Exercise materials: Begin

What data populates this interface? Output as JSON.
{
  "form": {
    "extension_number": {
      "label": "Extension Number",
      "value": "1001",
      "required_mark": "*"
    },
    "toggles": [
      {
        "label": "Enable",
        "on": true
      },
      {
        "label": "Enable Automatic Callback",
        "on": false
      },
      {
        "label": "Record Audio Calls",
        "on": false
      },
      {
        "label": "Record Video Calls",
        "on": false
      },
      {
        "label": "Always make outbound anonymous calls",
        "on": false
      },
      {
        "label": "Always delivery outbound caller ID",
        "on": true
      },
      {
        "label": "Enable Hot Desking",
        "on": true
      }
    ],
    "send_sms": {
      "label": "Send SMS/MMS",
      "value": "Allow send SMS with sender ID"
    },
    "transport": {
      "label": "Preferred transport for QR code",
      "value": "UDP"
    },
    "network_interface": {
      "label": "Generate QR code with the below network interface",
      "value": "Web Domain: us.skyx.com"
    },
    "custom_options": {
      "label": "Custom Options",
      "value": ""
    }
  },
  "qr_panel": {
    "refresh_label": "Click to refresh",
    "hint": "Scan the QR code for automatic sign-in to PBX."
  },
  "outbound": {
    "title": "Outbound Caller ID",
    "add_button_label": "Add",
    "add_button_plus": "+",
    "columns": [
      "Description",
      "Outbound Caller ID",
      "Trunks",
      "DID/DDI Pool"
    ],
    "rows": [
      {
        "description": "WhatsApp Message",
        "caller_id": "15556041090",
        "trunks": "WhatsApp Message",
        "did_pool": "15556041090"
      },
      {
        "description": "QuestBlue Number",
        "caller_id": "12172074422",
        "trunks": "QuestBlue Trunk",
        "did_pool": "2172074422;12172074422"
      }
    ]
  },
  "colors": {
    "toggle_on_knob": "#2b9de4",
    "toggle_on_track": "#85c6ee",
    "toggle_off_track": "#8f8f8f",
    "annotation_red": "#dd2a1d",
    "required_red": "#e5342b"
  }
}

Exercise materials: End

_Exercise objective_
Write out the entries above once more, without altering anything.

_Task solution_
What data populates this interface? Output as JSON.
{
  "form": {
    "extension_number": {
      "label": "Extension Number",
      "value": "1001",
      "required_mark": "*"
    },
    "toggles": [
      {
        "label": "Enable",
        "on": true
      },
      {
        "label": "Enable Automatic Callback",
        "on": false
      },
      {
        "label": "Record Audio Calls",
        "on": false
      },
      {
        "label": "Record Video Calls",
        "on": false
      },
      {
        "label": "Always make outbound anonymous calls",
        "on": false
      },
      {
        "label": "Always delivery outbound caller ID",
        "on": true
      },
      {
        "label": "Enable Hot Desking",
        "on": true
      }
    ],
    "send_sms": {
      "label": "Send SMS/MMS",
      "value": "Allow send SMS with sender ID"
    },
    "transport": {
      "label": "Preferred transport for QR code",
      "value": "UDP"
    },
    "network_interface": {
      "label": "Generate QR code with the below network interface",
      "value": "Web Domain: us.skyx.com"
    },
    "custom_options": {
      "label": "Custom Options",
      "value": ""
    }
  },
  "qr_panel": {
    "refresh_label": "Click to refresh",
    "hint": "Scan the QR code for automatic sign-in to PBX."
  },
  "outbound": {
    "title": "Outbound Caller ID",
    "add_button_label": "Add",
    "add_button_plus": "+",
    "columns": [
      "Description",
      "Outbound Caller ID",
      "Trunks",
      "DID/DDI Pool"
    ],
    "rows": [
      {
        "description": "WhatsApp Message",
        "caller_id": "15556041090",
        "trunks": "WhatsApp Message",
        "did_pool": "15556041090"
      },
      {
        "description": "QuestBlue Number",
        "caller_id": "12172074422",
        "trunks": "QuestBlue Trunk",
        "did_pool": "2172074422;12172074422"
      }
    ]
  },
  "colors": {
    "toggle_on_knob": "#2b9de4",
    "toggle_on_track": "#85c6ee",
    "toggle_off_track": "#8f8f8f",
    "annotation_red": "#dd2a1d",
    "required_red": "#e5342b"
  }
}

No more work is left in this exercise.